And a new study finds mistakes are common.
That’s what happened to British Prime Minister Theresa May when she was diagnosed with type 2 diabetes in 2012. She was in her 50s at the time. Despite having all of the symptoms common to type 1 diabetes, including rapid weight loss, her doctor initially said she had type 2 diabetes.
After the prescribed medications didn’t help, May’s doctor ran more tests and realized she had type 1 diabetes. Her daily regimen was quickly changed from oral medications to injections of the hormone insulin.
“My very first reaction was that it’s impossible because at my age you don’t get it,” May told Diabetes U.K. “But then my reaction was: ‘Oh no, I’m going to have to inject’ and thinking about what that would mean in practical terms.”
So, how do doctors mix up the two conditions?
It’s really hard to tell the difference in adults, study author Dr. Nick Thomas said.

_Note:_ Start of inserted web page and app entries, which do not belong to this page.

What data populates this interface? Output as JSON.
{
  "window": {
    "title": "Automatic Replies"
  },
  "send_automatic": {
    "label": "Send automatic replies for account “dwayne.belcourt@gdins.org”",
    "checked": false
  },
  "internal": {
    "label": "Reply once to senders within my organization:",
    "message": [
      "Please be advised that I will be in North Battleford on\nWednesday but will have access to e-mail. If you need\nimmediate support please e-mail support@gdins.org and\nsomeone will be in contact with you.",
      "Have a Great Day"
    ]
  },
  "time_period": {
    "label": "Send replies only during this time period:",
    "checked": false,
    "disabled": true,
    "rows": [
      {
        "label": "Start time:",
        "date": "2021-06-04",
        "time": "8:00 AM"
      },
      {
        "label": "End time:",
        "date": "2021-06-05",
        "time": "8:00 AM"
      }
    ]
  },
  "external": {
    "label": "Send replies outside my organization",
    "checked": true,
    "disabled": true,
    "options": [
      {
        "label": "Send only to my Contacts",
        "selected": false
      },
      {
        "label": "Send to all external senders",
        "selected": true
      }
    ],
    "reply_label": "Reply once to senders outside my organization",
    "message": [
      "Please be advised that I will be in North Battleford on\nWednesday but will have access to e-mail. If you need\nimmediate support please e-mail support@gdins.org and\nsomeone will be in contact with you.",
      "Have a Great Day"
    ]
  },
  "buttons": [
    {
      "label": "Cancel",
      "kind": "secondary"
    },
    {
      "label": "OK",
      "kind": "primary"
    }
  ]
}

“In childhood, almost all diabetes is as a result of type 1 diabetes. After 30 years of age [there’s] a dramatic increase in type 2 diabetes, and type 1 represents less than 5 percent of all cases of diabetes, so trying to identify cases is like finding a needle in a haystack,” Thomas said. He’s a clinical academic fellow at the University of Exeter in England.
There’s also a common misconception that type 1 diabetes can only occur in children. But that’s not the case.
By Serena Gordon